Alabama’s Casey McWhorter Set for Execution Amid Controversy Over Legal Age
An Alabama inmate, Casey McWhorter, 49, is scheduled for execution by lethal injection this Thursday for the 1993 murder of Edward Lee Williams, 34, during a home robbery. The case has reignited discussions on the legal age for capital punishment due to McWhorter’s age at the time of the crime.
The Crime and Conviction
In 1993, McWhorter, then just over 18, alongside two minors, including the victim’s son, plotted to rob and murder Williams. Prosecutors detailed how McWhorter and his accomplices, Edward Lee Williams Jr., then 15, and Daniel Miner, 16, armed themselves with rifles and homemade silencers to carry out the crime. When confronted by Williams, a struggle ensued, leading to McWhorter shooting Williams 11 times.
A jury convicted McWhorter and recommended the death penalty by a 10-2 vote, a sentence later imposed by the presiding judge. Williams Jr. and Miner received life sentences.
Reflections and Appeals
Reflecting on his actions from decades ago, McWhorter expressed remorse in a recent telephone interview with The Associated Press. “I was a very confused kid… I didn’t know how to fix [the issues in my head], and the only way I knew to feel acceptance was doing some of the stupid stuff I was doing with the people I was doing it with,” McWhorter stated, adding a cautionary note for the youth about making life-altering decisions.

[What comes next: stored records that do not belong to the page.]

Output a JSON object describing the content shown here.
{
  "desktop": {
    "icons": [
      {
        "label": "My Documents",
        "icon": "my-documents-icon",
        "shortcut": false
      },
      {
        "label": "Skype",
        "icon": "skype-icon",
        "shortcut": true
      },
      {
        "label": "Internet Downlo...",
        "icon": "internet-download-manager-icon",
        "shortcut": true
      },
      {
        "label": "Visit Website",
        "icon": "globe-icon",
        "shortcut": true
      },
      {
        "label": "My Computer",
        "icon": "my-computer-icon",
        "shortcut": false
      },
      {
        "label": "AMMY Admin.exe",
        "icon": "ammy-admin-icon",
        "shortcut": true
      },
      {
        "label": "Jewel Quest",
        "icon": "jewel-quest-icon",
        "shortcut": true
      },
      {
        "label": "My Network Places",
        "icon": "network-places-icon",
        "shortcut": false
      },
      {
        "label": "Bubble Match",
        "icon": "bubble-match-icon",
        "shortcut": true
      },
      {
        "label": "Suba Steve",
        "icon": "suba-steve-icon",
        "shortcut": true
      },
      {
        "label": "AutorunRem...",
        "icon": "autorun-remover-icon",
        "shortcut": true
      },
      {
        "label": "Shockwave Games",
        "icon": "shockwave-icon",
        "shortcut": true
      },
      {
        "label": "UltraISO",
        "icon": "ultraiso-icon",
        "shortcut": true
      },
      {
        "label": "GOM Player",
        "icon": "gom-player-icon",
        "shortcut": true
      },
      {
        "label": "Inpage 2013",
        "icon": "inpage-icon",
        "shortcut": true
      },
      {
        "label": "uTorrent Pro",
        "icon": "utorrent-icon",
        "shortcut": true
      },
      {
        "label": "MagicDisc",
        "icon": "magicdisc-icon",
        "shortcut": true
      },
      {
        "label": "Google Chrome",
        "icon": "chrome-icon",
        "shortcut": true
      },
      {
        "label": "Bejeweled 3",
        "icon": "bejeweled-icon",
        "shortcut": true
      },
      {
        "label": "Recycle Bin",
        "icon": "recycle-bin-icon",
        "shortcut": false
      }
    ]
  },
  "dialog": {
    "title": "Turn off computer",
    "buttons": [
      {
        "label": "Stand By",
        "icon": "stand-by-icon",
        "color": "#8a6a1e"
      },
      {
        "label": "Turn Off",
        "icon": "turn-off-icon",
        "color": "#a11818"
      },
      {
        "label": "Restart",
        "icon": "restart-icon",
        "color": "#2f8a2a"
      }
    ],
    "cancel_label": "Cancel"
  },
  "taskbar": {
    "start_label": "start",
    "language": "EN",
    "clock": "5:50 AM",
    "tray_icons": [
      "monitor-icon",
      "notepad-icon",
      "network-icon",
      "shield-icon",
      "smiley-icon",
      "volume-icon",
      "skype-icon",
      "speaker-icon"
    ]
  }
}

McWhorter’s final appeals to the U.S. Supreme Court highlighted his age at the time of the crime and argued against Alabama’s failure to give the required 30-day execution notice. His attorneys pointed to a 2005 Supreme Court ruling barring execution for crimes committed by individuals under 18. They contended that under Alabama law, which does not consider individuals full adults until 19, executing McWhorter would be unconstitutional.
“There is emerging research showing that there is nothing magic about turning 18 when it comes to brain science – 18 year olds continue to develop and mature,” McWhorter’s lawyers stated.
However, Alabama Attorney General Steve Marshall’s office insisted on the execution, emphasizing the premeditated nature of the crime and McWhorter’s actions post-murder, including stealing from the victim.
Ahead of his scheduled execution, McWhorter voiced concerns about his family and friends. He also shared a message for youth facing difficult times: “Anything that comes across them that just doesn’t sit well at first, take a few seconds to think that through… Because one bad choice, one stupid mistake, one dumb decision can alter your life — and those that you care about — forever.”
Another Execution in Texas
Coinciding with McWhorter’s execution, Texas is also set to execute David Renteria, 53, convicted for the 2001 murder of a 5-year-old girl in El Paso.
The cases in Alabama and Texas underscore the ongoing national debate on the death penalty and legal age considerations in the United States’ justice system.